After a lengthy discussion — during which some board members voiced concern that district staff wasn’t prepared to campaign for the bond or to detail how the money would be spent — board members split 3 to 3 on the proposal, which needed a majority to pass. Board member Kelly Gonez, who gave birth to a boy over the weekend, was absent.
While he didn’t cast a vote, Superintendent Austin Beutner said he preferred to hold off on the measure until 2020, when the district’s own polling showed it stands a better chance of passing. Polling results showed lukewarm support for a November vote on the measure, which the district would have had to pay roughly $6 million to support — money that would be lost to the district if the measure wasn’t successful.
García signaled that the measure would likely resurface in future years once staff had the chance to conduct further research and better prepare for a ballot measure.
LA Unified faces a budget deficit of $482 million by 2020, a shortfall the parcel tax was intended to fill. Some estimates show that within 13 years healthcare and pension obligations will eat up over 50 percent of the district’s budget.
Board member George McKenna, who along with Scott Schmerelson brought the resolution, was concerned that the board was delaying the measure when it urgently needed funds.
“This is not just a political issue, it’s a financial issue. We need money,” McKenna said.
García, who was re-elected to another term as school board president with Schmerelson and McKenna voting no, appointed Nick Melvoin again as vice president.
To pass, the parcel tax would have required a vote of 66 percent of voters, and polling conducted in February and June indicated it would likely fall short. The polling also found that only a quarter of respondents thought the district was doing a good or excellent job.
Also Tuesday, the board unanimously supported a resolution calling for an end to the separation of immigrant families at the border and to provide emotional and legal support to LA Unified children impacted by the policy.
“I’m deeply impacted and disturbed every day by seeing the images of children under 5 coming in front of a judge to plead their case,” García said. “No child should ever have to go through such an experience. Our country is practicing the absence of justice. Justice for all does not look like this.”

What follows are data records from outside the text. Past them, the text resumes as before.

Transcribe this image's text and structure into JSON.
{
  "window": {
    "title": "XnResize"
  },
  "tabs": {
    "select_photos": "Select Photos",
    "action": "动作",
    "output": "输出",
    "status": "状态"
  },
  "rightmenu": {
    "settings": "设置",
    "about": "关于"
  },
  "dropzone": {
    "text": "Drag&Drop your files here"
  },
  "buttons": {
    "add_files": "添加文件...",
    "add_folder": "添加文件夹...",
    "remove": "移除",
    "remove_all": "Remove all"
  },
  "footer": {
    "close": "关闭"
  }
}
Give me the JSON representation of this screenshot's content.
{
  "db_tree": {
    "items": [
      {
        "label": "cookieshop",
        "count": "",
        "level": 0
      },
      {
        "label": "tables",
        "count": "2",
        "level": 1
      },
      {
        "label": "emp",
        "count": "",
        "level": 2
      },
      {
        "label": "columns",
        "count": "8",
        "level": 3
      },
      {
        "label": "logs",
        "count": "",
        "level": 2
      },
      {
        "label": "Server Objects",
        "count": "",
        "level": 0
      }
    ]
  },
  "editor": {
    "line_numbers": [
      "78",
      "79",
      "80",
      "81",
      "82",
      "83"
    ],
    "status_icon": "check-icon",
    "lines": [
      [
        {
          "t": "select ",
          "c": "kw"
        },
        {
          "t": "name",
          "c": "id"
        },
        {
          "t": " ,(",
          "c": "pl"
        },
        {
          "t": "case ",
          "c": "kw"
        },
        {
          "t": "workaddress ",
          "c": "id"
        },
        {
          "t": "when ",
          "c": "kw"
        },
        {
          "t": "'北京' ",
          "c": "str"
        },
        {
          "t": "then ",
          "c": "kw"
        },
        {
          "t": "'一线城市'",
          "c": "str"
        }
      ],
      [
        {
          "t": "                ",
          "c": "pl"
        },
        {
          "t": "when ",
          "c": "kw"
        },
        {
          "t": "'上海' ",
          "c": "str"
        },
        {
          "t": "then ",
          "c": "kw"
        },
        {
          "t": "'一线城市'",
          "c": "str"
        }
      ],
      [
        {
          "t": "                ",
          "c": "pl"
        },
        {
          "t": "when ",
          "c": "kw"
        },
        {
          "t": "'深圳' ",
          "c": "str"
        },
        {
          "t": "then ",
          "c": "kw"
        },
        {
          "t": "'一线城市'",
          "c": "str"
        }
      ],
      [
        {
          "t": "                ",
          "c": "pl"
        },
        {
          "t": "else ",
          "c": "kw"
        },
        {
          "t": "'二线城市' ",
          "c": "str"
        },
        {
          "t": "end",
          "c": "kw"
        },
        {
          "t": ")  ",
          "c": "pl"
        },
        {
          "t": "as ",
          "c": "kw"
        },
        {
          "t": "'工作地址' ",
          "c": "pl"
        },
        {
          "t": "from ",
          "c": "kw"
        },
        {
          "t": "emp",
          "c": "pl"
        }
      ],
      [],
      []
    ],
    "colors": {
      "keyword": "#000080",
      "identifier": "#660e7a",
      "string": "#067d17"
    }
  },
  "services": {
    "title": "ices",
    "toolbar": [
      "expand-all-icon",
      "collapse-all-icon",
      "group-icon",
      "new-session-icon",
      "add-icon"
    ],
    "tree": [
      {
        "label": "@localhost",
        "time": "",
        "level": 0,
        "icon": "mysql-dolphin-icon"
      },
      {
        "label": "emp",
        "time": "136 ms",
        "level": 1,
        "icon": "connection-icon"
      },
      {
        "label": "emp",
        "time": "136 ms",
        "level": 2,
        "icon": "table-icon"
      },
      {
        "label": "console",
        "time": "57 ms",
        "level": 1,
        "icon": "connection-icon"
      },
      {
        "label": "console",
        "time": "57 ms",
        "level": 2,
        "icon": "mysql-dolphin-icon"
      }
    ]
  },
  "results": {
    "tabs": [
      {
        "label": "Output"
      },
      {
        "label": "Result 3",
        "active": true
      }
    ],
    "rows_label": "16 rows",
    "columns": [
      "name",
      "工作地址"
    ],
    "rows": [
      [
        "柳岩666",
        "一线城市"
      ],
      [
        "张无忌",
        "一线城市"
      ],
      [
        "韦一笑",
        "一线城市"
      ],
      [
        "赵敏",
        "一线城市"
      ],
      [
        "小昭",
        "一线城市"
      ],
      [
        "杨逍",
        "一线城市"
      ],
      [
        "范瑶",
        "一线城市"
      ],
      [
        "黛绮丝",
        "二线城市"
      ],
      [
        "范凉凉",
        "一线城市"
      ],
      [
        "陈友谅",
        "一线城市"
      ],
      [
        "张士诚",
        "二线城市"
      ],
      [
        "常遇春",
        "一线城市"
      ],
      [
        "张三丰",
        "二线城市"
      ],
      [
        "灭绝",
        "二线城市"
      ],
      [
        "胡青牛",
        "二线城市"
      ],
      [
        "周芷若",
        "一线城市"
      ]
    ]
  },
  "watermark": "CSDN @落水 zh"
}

After a closed session meeting, the district announced that United Teachers Los Angeles had withdrawn its request for an impasse in contract negotiations. “We look forward to returning to the bargaining table, and working toward an agreement that respects the value and hard work of our employees and allows us to serve the needs of students,” Deputy Superintendent Vivian Ekchian said in a statement.